▶ [Exercise prompt]:
Could you copy every line of the data that contains "this"?

━━ Extracted material ━━

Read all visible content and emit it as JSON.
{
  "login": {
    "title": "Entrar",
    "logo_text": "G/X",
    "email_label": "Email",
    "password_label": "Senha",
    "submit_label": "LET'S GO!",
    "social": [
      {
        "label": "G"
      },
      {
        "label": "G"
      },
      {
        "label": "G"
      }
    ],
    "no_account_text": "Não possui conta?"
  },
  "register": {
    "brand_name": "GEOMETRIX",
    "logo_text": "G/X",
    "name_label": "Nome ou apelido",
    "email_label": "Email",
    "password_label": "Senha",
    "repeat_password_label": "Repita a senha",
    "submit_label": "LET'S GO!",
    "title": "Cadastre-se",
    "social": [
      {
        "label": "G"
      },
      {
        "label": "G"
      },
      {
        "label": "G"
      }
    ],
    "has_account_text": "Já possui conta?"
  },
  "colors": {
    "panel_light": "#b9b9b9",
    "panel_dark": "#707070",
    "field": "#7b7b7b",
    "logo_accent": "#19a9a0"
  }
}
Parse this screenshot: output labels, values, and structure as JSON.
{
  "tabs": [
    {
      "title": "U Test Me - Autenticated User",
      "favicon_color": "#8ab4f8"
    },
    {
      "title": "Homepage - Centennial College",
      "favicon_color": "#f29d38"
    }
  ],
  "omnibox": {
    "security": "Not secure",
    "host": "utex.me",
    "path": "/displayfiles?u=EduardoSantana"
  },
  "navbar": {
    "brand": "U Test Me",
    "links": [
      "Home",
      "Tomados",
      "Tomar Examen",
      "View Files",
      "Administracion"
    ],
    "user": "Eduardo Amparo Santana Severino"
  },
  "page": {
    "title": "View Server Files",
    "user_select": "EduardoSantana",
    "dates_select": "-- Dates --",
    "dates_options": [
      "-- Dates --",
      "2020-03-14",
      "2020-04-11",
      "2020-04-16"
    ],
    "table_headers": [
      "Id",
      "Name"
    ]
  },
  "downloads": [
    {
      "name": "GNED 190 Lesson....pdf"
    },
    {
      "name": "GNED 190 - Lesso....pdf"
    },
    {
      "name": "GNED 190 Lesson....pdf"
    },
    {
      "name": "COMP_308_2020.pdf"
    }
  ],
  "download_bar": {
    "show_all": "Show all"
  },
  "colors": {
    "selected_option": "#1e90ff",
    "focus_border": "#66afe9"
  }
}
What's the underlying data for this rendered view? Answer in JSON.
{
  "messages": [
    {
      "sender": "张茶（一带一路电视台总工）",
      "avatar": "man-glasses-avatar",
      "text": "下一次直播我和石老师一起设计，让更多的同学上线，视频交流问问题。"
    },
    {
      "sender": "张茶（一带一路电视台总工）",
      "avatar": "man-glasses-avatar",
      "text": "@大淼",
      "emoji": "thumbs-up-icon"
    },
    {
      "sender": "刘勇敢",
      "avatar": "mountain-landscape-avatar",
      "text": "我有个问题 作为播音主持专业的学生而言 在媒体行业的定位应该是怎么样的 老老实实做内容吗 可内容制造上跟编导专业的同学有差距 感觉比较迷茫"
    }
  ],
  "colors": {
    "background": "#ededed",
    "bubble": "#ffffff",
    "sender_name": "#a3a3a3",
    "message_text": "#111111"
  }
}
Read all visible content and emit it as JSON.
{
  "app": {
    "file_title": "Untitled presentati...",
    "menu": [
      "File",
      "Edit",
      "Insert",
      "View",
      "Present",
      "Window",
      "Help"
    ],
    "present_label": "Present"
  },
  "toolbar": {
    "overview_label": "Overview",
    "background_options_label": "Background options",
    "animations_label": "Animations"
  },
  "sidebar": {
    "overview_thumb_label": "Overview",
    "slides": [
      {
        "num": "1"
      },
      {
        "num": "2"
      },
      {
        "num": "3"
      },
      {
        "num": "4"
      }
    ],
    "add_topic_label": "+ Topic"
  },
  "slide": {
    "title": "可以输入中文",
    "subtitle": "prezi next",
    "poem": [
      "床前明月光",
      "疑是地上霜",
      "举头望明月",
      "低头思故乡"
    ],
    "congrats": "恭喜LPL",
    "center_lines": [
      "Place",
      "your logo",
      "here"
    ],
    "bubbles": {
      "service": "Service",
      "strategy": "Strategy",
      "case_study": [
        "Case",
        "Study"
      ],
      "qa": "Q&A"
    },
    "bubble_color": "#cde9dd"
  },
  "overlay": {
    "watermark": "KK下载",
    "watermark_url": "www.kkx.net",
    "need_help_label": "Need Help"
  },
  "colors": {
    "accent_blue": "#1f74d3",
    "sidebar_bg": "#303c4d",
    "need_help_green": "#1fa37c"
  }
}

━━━

▶ [Written solution]:
Parse this screenshot: output labels, values, and structure as JSON.
What's the underlying data for this rendered view? Answer in JSON.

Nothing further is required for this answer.